    What if a planned holiday was delayed or cancelled?
    For those prospective travellers, who were expecting to travel abroad from the UK by air during the ‘no-fly’ period with an EU air carrier, the position mirrors the entitlement of those who found themselves stuck abroad and unable to return (and who had flown with an EU carrier). In such cases, there is an entitlement to re-book the flight, or demand a full refund, where the flight was cancelled within 14 days of departure. This will almost certainly have been the case for all prospective air travellers given the sudden and unexpected nature of the event that caused flights to be cancelled.

    If a passenger has agreed to fly at a later date (rather than accept a refund), but to a different destination airport, then the air carrier must pay for a transfer to the original destination airport, or to a place nearby of choice. Furthermore, as set out above in the context of those who were stranded abroad, if a flight has been cancelled, the date of the rearranged flight should be at the convenience of the passenger, and not subject to any time limit. Neither is the carrier entitled to make any additional charge if the rearranged flight is more expensive than the original one.

    Cases under the Travel Package etc Regulations 1992
    In the case of a package holiday governed by the Travel Package etc Regulations 1992, the air carrier is obliged to pay for accommodation, meals etc and the tour operator should make all the necessary arrangements. Alternatively, if the holiday was cancelled by the tour operator, then it must make a refund.

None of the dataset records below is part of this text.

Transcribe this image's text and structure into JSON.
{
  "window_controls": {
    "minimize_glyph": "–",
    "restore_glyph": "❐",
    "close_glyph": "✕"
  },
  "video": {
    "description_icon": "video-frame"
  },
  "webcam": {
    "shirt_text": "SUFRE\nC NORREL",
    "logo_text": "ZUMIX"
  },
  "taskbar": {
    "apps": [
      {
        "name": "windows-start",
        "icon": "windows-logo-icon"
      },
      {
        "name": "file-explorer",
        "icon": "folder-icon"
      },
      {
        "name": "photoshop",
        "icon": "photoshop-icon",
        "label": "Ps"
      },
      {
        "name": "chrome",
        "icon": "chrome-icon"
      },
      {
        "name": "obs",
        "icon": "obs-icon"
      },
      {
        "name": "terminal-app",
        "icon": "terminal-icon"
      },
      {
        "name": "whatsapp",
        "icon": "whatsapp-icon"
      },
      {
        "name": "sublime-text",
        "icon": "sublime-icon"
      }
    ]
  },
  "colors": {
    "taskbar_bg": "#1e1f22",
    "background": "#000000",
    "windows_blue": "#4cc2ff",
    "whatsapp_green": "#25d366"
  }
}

    Will insurers assist?
    The first line of redress for an aggrieved air traveller should be against the carrier and tour operator. However, there will be many travellers who have incurred expenses that fall outside the scope of the remedies provided by the EU Regulation, particularly those who attempted to get home ‘under their own steam’, and those who flew with a non-EU carrier from outside the EU. An insurance policy may be the final refuge for attempting to recoup expenses that are irrecoverable under the Regulation.

    Certain insurers have already denied liability to pay compensation on the ground that the erupting volcano was not an insurable event, purporting to invoke an “Act of God” clause in the insurance contract. The Association of British Insurers has cast some doubt on the application of such clauses, but it is beyond the scope of this article to examine the likely outcome of a legal challenge. The ABI has suggested that a fixed sum to cover for delay and travel abandonment may nevertheless be available and some insurers have been more sympathetic. The attitude of a particular insurer will have to be judged on a case-by-case basis, but if insurance cover is in place, the insurer should be notified as soon as is practicably possible about a potential claim.

    Can a claim be made against a credit card provider?
    If flights or accommodation was at least partly paid for by credit card, a claim may be made under section 75 of the Consumer Credit Act 1974 which covers credit card users for losses sustained in respect of goods and services that are not supplied, with a value from £100 to £30,000. It may also cover consequential losses such as hotel costs and subsistence. However, the law surrounding the application of section 75 could well give rise to controversy if liability is challenged by the credit card company. Again, retaining receipts and records is essential.

    Alternative routes for making complaints
    Finally, if a claim involving cancelled air travel is incapable of being resolved with the carrier, a complaint lies to the Air Transport Users Council (AUC), which deals with grievances involving flights from UK airports. It can re-direct those cases where flights originated elsewhere in Europe to similar agencies abroad. The AUC may refer a claim to the Civil Aviation Authority (CAA), which has power to prosecute any airline that refuses to pay legitimate expenses on behalf of passengers (up to a maximum fine of £5,000 per person flying). No doubt the Association of British Travel Agents (ABTA) will already have fielded multiple inquiries from travellers anxious to establish what they may be entitled to claim for.